Julie Young is a Research Associate at the Centre for Refugee Studies at York University and an instructor in the Department of Politics and Public Administration at Ryerson University. She completed her doctorate in Geography at York in 2012.  She has worked as a researcher in academic, public sector, and non-profit settings. Her dissertation focused on collaborative advocacy across the Canada-US border in response to the Central American refugee ‘crisis’ of the late-1980s. Her ongoing research program considers borders in relation to movements of people, raising questions of citizenship, agency, and politics.

Migration at the margins: Work, profit, or nation-building?

These videos are part of a panel at the Kick-Off event for the Migration Matters program.

Luin Goldring

Andrew Crane

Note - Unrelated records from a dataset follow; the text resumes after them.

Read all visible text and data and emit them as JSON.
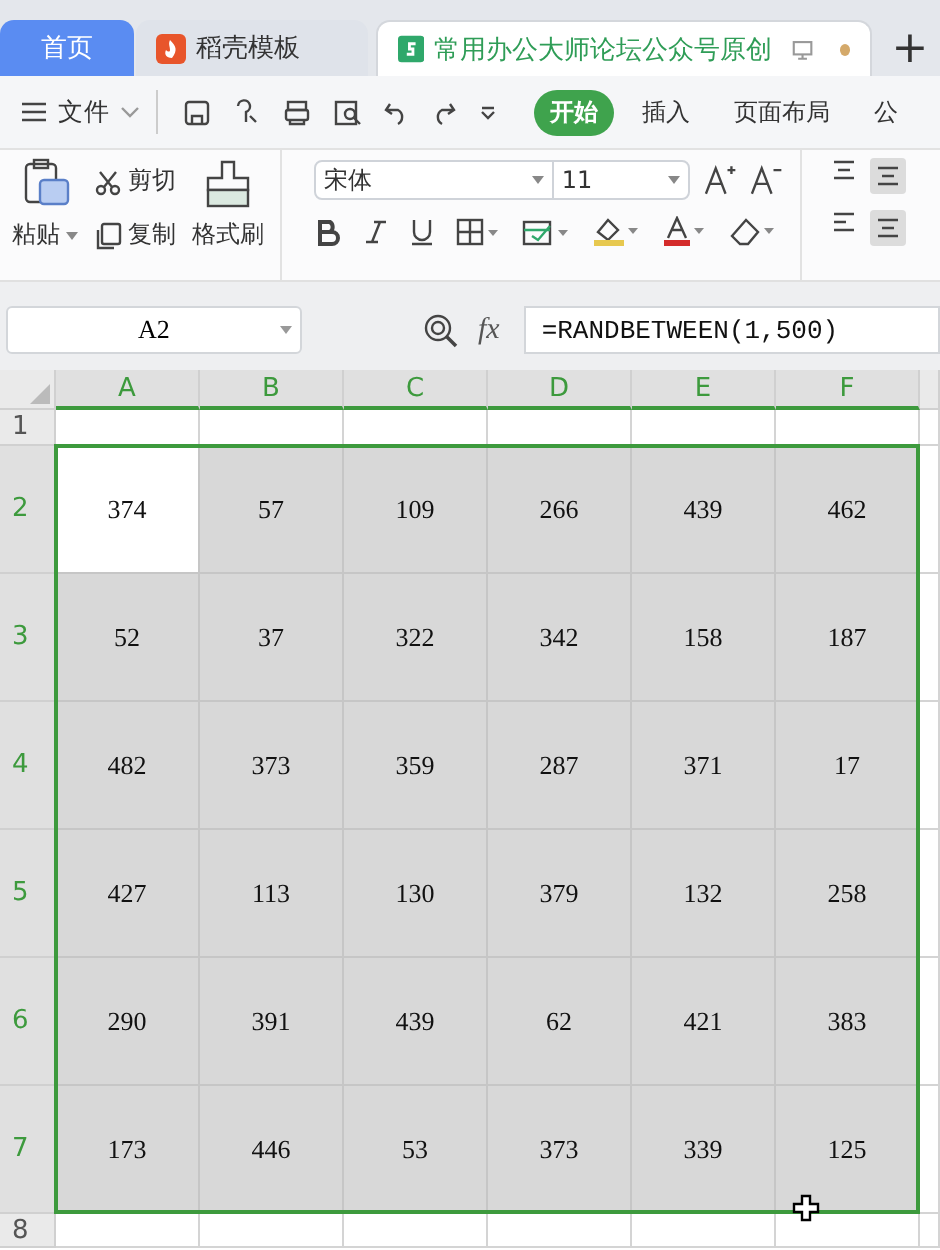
{
  "tabs": [
    {
      "label": "首页",
      "selected": false,
      "kind": "home"
    },
    {
      "label": "稻壳模板",
      "selected": false,
      "kind": "template"
    },
    {
      "label": "常用办公大师论坛公众号原创",
      "selected": true,
      "kind": "document",
      "unsaved": true
    }
  ],
  "new_tab": "+",
  "file_menu": "文件",
  "ribbon_tabs": [
    {
      "label": "开始",
      "selected": true
    },
    {
      "label": "插入",
      "selected": false
    },
    {
      "label": "页面布局",
      "selected": false
    },
    {
      "label": "公",
      "selected": false
    }
  ],
  "clipboard": {
    "paste": "粘贴",
    "cut": "剪切",
    "copy": "复制",
    "format_painter": "格式刷"
  },
  "font": {
    "name": "宋体",
    "size": "11"
  },
  "formula_bar": {
    "name_box": "A2",
    "fx": "fx",
    "formula": "=RANDBETWEEN(1,500)"
  },
  "grid": {
    "columns": [
      {
        "label": "A",
        "selected": true
      },
      {
        "label": "B",
        "selected": true
      },
      {
        "label": "C",
        "selected": true
      },
      {
        "label": "D",
        "selected": true
      },
      {
        "label": "E",
        "selected": true
      },
      {
        "label": "F",
        "selected": true
      }
    ],
    "rows": [
      {
        "label": "1",
        "selected": false
      },
      {
        "label": "2",
        "selected": true,
        "cells": [
          {
            "value": "374",
            "active": true
          },
          {
            "value": "57",
            "active": false
          },
          {
            "value": "109",
            "active": false
          },
          {
            "value": "266",
            "active": false
          },
          {
            "value": "439",
            "active": false
          },
          {
            "value": "462",
            "active": false
          }
        ]
      },
      {
        "label": "3",
        "selected": true,
        "cells": [
          {
            "value": "52",
            "active": false
          },
          {
            "value": "37",
            "active": false
          },
          {
            "value": "322",
            "active": false
          },
          {
            "value": "342",
            "active": false
          },
          {
            "value": "158",
            "active": false
          },
          {
            "value": "187",
            "active": false
          }
        ]
      },
      {
        "label": "4",
        "selected": true,
        "cells": [
          {
            "value": "482",
            "active": false
          },
          {
            "value": "373",
            "active": false
          },
          {
            "value": "359",
            "active": false
          },
          {
            "value": "287",
            "active": false
          },
          {
            "value": "371",
            "active": false
          },
          {
            "value": "17",
            "active": false
          }
        ]
      },
      {
        "label": "5",
        "selected": true,
        "cells": [
          {
            "value": "427",
            "active": false
          },
          {
            "value": "113",
            "active": false
          },
          {
            "value": "130",
            "active": false
          },
          {
            "value": "379",
            "active": false
          },
          {
            "value": "132",
            "active": false
          },
          {
            "value": "258",
            "active": false
          }
        ]
      },
      {
        "label": "6",
        "selected": true,
        "cells": [
          {
            "value": "290",
            "active": false
          },
          {
            "value": "391",
            "active": false
          },
          {
            "value": "439",
            "active": false
          },
          {
            "value": "62",
            "active": false
          },
          {
            "value": "421",
            "active": false
          },
          {
            "value": "383",
            "active": false
          }
        ]
      },
      {
        "label": "7",
        "selected": true,
        "cells": [
          {
            "value": "173",
            "active": false
          },
          {
            "value": "446",
            "active": false
          },
          {
            "value": "53",
            "active": false
          },
          {
            "value": "373",
            "active": false
          },
          {
            "value": "339",
            "active": false
          },
          {
            "value": "125",
            "active": false
          }
        ]
      },
      {
        "label": "8",
        "selected": false
      }
    ]
  }
}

Leah Vosko (Department of Political Science; Canada Research Chair, Feminist Political Economy)

Luin Goldring (Department of Sociology)

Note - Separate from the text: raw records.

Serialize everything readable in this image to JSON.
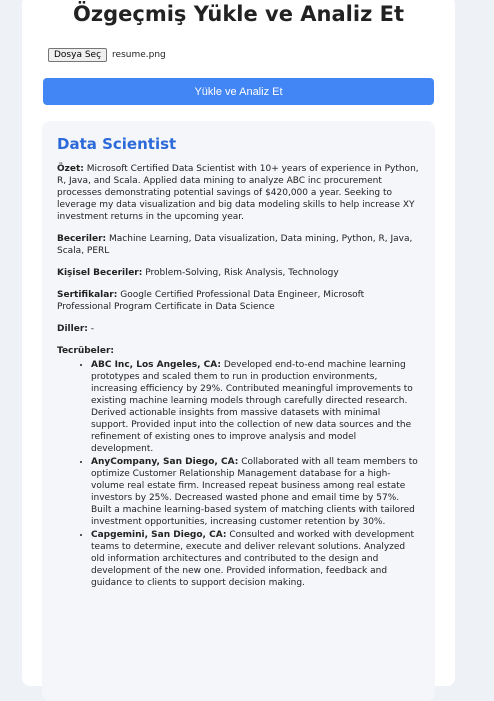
{
  "title": "Özgeçmiş Yükle ve Analiz Et",
  "file_button_label": "Dosya Seç",
  "file_name": "resume.png",
  "submit_label": "Yükle ve Analiz Et",
  "result": {
    "job_title": "Data Scientist",
    "summary_label": "Özet:",
    "summary": "Microsoft Certified Data Scientist with 10+ years of experience in Python, R, Java, and Scala. Applied data mining to analyze ABC inc procurement processes demonstrating potential savings of $420,000 a year. Seeking to leverage my data visualization and big data modeling skills to help increase XY investment returns in the upcoming year.",
    "skills_label": "Beceriler:",
    "skills": "Machine Learning, Data visualization, Data mining, Python, R, Java, Scala, PERL",
    "soft_skills_label": "Kişisel Beceriler:",
    "soft_skills": "Problem-Solving, Risk Analysis, Technology",
    "certs_label": "Sertifikalar:",
    "certs": "Google Certified Professional Data Engineer, Microsoft Professional Program Certificate in Data Science",
    "languages_label": "Diller:",
    "languages": "-",
    "experience_label": "Tecrübeler:",
    "experiences": [
      {
        "company": "ABC Inc, Los Angeles, CA:",
        "description": "Developed end-to-end machine learning prototypes and scaled them to run in production environments, increasing efficiency by 29%. Contributed meaningful improvements to existing machine learning models through carefully directed research. Derived actionable insights from massive datasets with minimal support. Provided input into the collection of new data sources and the refinement of existing ones to improve analysis and model development."
      },
      {
        "company": "AnyCompany, San Diego, CA:",
        "description": "Collaborated with all team members to optimize Customer Relationship Management database for a high-volume real estate firm. Increased repeat business among real estate investors by 25%. Decreased wasted phone and email time by 57%. Built a machine learning-based system of matching clients with tailored investment opportunities, increasing customer retention by 30%."
      },
      {
        "company": "Capgemini, San Diego, CA:",
        "description": "Consulted and worked with development teams to determine, execute and deliver relevant solutions. Analyzed old information architectures and contributed to the design and development of the new one. Provided information, feedback and guidance to clients to support decision making."
      }
    ]
  }
}
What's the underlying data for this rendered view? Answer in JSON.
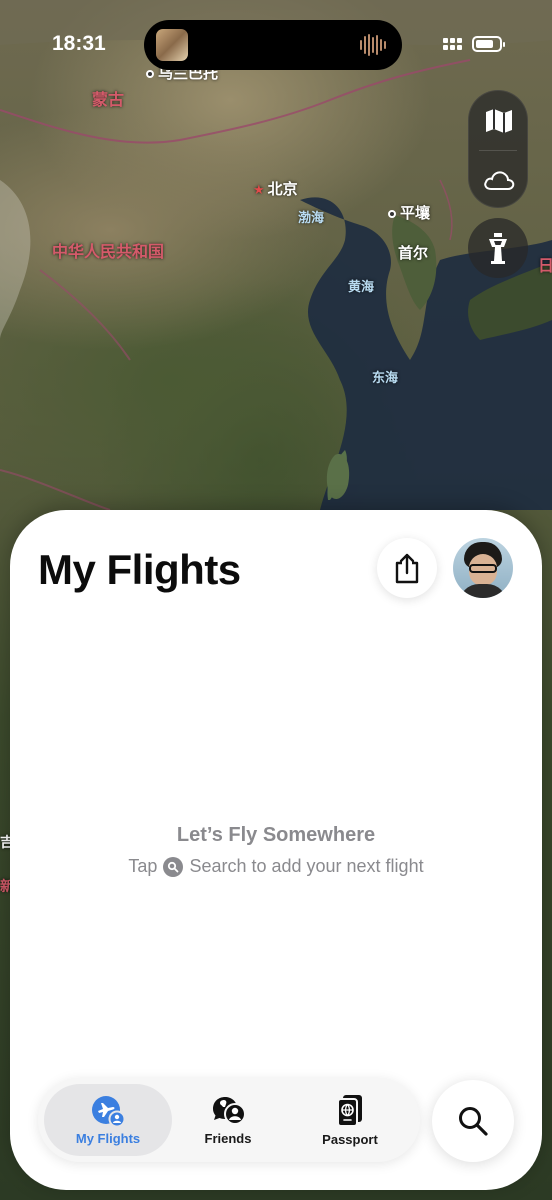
{
  "status_bar": {
    "time": "18:31"
  },
  "map": {
    "labels": {
      "mongolia": "蒙古",
      "ulaanbaatar": "乌兰巴托",
      "beijing": "北京",
      "china": "中华人民共和国",
      "bohai": "渤海",
      "pyongyang": "平壤",
      "seoul": "首尔",
      "yellow_sea": "黄海",
      "east_sea": "东海",
      "japan_partial": "日",
      "left_partial_1": "吉",
      "left_partial_2": "新"
    },
    "controls": {
      "map_mode_icon": "map-icon",
      "weather_icon": "cloud-icon",
      "tracking_icon": "control-tower-icon"
    }
  },
  "sheet": {
    "title": "My Flights",
    "empty_state": {
      "title": "Let’s Fly Somewhere",
      "hint_before": "Tap",
      "hint_after": "Search to add your next flight"
    }
  },
  "tab_bar": {
    "tabs": [
      {
        "label": "My Flights",
        "icon": "plane-person-icon",
        "active": true
      },
      {
        "label": "Friends",
        "icon": "friends-icon",
        "active": false
      },
      {
        "label": "Passport",
        "icon": "passport-icon",
        "active": false
      }
    ]
  },
  "colors": {
    "accent": "#3b7fe0",
    "secondary_text": "#8a8a8e",
    "map_label_red": "#d45a6a"
  }
}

Andrew Crane (Schulich School of Business; Director, Centre of Excellence in Responsible Business)

(For more details, See YFile story)

Andrew Crane

In this video, Crane will draw on his work exploring vulnerable populations.

“I’ll be talking about the business of modern slavery and how the business models of forced labour exploit the vulnerabilities of migrants,” says Crane. His comments are based on his November 2013 publication, Forced labour’s business models and supply chains for the Joseph Rowntree Foundation. In it, Crane and his colleagues analyzed how businesses make money from forced labour.  They consider how the structure of the United Kingdom’s economy through “light-touch” regulation of business and a heavy hand on immigration, creates a segment of the workforce, at or near the national minimum wage, susceptible to forced labour.

Luin Goldring

Goldring will talk about her work on the relationship between precarious employment and precarious migrant legal status, based on a Social Sciences and Humanities Research Council of Canada funded collaborative project with University of Toronto sociology Professor Patricia Landolt.

Goldring and Landolt’s research on immigrant workers’ employment experiences in Toronto examines the effects of several measures including human capital, network, labor market variables, and a change in legal status variable on job precarity as measured by an eight-indicator Index of Precarious Work. They find that precarious legal status has a long-lasting, negative effect on job precarity. Respondents who entered and remained in a precarious migratory status and those who shifted to secure status were more likely to remain in precarious work compared to respondents who entered with and remained in a secure status.

Specifically, Goldring will discuss concepts used to analyze transitions through intersecting work–citizenship insecurities, where prior locations have the potential to exert long-term effects, transitions may continue to occur over the life-course, and gains on one front are not always matched on others.